“Modern scientific research builds upon what was discovered before,” said Suzanne BeDell, Managing Director, Science and Technology Books at Elsevier. “Researchers, faculty, and librarians alike will be able to efficiently access valuable foundational book content that appears in data searches in a digital format.”
Librarians at academic, corporate, and government research institutions now have the option to rapidly expand their book collections and researchers can access additional context for existing material, complementing current content across a rich range of sources. Usage patterns for existing deep backlist books on ScienceDirect provide ample evidence that researchers continue to use books published before 2000 in their work.
George A. Olah, 1994 Chemistry Nobel Laureate, Founding Director of the USC Loker Hydrocarbon Research Institute and contributor to the Legacy Collection remarked, “One book, Chemistry of Energetic Materials, includes contributions from three Nobel Laureates and seven members of the National Academy of Science, It speaks for itself that this is a very active field of fundamental science with far reaching practical importance.”
The Legacy Collection content on ScienceDirect provides additional scientific strength in the following subject-based collections:
Agricultural and Biological Sciences
Biochemistry, Genetics and Molecular Biology
Physics and Astronomy
Title-by-title lists can be found at the following site: http://www.info.sciverse.com/sciencedirect/books/legacy

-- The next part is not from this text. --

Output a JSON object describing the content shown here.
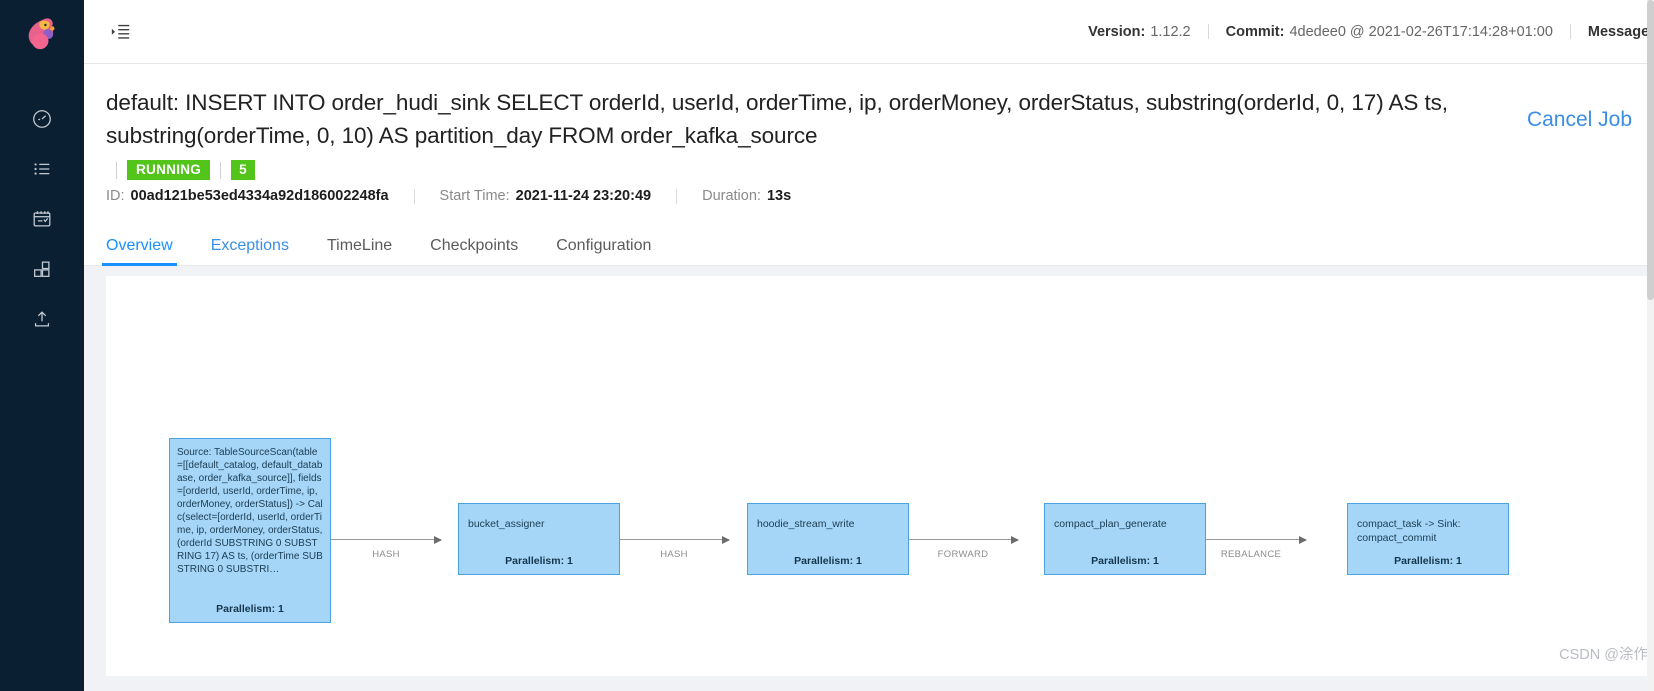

The Legacy Collection marks a significant expansion of the eBook content available on ScienceDirect, which features more than 15,000 books and 2,500 journals along with more than 11 million articles, a content base that is growing at a rate of almost 0.5 million additions per year, with archives that reach as far back as 1823.